Charles E. Jones, professor and the head of the Africana Studies Dept. at the University of Cincinnati
Jones cites the Trump presidency as giving legitimacy to white nationalism and an increase in racial tensions.
MORE: PHOTOS: Martin Luther King Jr.’s visits to the Dayton region
“Over the past three years or so, we have certainly seen an increase in racial tensions and racial hostilities in this country,” Jones said. “His treatment and comments of people from Haiti to the continent of Africa and his treatment of Hispanic people with negative rhetoric has given rise to white nationalism.”
He said it will help “during this time of remembrance and reflection and call to action that people need to translate King’s dream into a reality. While we have made some progress, we know that there has always been a gap between what King professed and what is going on in the United States.”
MORE: A look back at Martin Luther King Jr.’s visits to Dayton
Derrick Foward, Dayton Unit NAACP president
Foward reflected on how the Dayton area suffered from the May 2019 Indiana KKK group’s rally held downtown. He believes the fires of racism have been fanned by the president and called racism a national epidemic highlighted by not only the local Klan rally, but the lingering effects of the Charlottesville, Virginia, violence.
“ When you think about what King stood for, peace, tranquility, equality, unification and peace - we know that his dream is not being realized,” Foward said. “If it was, then we would not be out here marching every year.”

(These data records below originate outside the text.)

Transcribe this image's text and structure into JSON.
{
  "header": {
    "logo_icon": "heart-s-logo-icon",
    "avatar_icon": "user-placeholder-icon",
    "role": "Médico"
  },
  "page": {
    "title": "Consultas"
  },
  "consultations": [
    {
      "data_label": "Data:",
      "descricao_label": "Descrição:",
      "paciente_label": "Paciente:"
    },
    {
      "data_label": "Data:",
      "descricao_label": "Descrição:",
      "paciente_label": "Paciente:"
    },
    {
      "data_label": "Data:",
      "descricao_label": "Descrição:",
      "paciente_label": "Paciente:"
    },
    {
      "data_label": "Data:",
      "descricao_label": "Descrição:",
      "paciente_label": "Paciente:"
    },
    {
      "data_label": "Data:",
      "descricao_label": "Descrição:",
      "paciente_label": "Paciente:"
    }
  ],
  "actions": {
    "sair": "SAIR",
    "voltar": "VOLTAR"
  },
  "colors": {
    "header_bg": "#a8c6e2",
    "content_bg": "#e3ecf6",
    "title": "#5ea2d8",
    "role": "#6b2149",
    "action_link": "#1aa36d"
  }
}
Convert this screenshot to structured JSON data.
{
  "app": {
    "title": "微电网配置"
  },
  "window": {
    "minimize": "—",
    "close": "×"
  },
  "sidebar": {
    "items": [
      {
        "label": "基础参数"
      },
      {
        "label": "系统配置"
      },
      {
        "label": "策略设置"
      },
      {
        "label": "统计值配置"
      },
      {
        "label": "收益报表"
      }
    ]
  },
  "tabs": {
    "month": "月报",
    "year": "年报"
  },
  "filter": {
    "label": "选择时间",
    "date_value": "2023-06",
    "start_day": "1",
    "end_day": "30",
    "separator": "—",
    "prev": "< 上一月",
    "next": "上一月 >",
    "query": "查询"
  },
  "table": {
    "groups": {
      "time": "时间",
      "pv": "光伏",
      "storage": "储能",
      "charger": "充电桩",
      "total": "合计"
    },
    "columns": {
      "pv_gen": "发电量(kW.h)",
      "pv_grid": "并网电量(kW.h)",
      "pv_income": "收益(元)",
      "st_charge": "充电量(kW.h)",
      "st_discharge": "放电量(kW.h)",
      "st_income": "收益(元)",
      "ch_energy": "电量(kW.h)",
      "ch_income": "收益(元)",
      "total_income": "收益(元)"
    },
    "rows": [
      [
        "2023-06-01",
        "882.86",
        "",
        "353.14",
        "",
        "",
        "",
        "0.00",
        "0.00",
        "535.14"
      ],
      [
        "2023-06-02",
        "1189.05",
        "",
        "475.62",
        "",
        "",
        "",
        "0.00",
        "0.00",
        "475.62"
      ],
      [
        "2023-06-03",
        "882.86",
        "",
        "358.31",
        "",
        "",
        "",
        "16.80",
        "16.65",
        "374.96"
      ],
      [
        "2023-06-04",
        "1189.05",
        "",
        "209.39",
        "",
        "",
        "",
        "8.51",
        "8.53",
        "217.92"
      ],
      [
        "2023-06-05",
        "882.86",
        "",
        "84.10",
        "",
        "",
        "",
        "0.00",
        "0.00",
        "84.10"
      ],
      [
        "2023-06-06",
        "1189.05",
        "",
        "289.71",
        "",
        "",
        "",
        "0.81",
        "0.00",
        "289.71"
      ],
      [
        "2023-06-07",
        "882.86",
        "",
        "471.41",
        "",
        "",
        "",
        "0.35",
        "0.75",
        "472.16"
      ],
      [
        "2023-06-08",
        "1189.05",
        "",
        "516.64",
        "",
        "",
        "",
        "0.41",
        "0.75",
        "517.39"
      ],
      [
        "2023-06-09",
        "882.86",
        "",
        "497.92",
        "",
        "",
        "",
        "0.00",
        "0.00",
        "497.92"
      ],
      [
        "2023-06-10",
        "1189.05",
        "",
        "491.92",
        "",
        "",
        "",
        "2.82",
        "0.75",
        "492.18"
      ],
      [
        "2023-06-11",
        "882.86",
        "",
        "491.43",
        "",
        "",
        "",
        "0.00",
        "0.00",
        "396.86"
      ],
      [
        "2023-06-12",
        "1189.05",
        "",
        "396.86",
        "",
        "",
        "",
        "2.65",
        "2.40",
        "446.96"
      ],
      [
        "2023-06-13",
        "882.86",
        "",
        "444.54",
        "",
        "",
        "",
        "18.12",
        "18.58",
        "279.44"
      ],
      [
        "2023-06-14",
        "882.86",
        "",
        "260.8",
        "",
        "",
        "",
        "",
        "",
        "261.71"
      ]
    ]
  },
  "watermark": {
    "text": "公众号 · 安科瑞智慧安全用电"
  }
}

He added that it is important to also address the issue of black-on-black crime during this King holiday.
“We have to stop picking up weapons and killing one another and take responsibility for our own actions,” Foward said.
MORE: Dayton rallies against KKK: ‘This ugly chapter is over,’ but work to be done
Streets to Be Closed Monday for MLK March:
Following are the scheduled street closures (provided by the Dayton Police Department) for the Martin Luther King Day March on Monday. The march kicks off from 1323 W. Third St. at approximately 10 a.m. and ends at the Dayton Convention Center around 10:45 a.m. or shortly after.
The entire primary march route will be closed to vehicular traffic. Streets will be closed as required and directed by the parade commander.
The following streets will be closed to all vehicular traffic:
• West Third Street from Paul Laurence Dunbar Street to Edwin C. Moses Blvd.
• Broadway from Second Street to Fourth Street
• Edwin C. Moses Boulevard from Washington to Third Street
• Robert Drive from Third Street to Fifth Street
• Fourth Street from Wilkinson to Robert Drive
• Perry Street from Third Street to Fifth Street
• Wilkinson Street from Fourth Street to Fifth Street
• Ludlow Street from Fourth Street to Fifth Street
• South Main Street from Fourth Street to Fifth Street
• Fifth Street from Edwin C. Moses Boulevard to Jefferson Street
Due to the length of the route, intersecting streets will be closed on an as-needed basis to facilitate vehicular traffic while providing safety for the participants.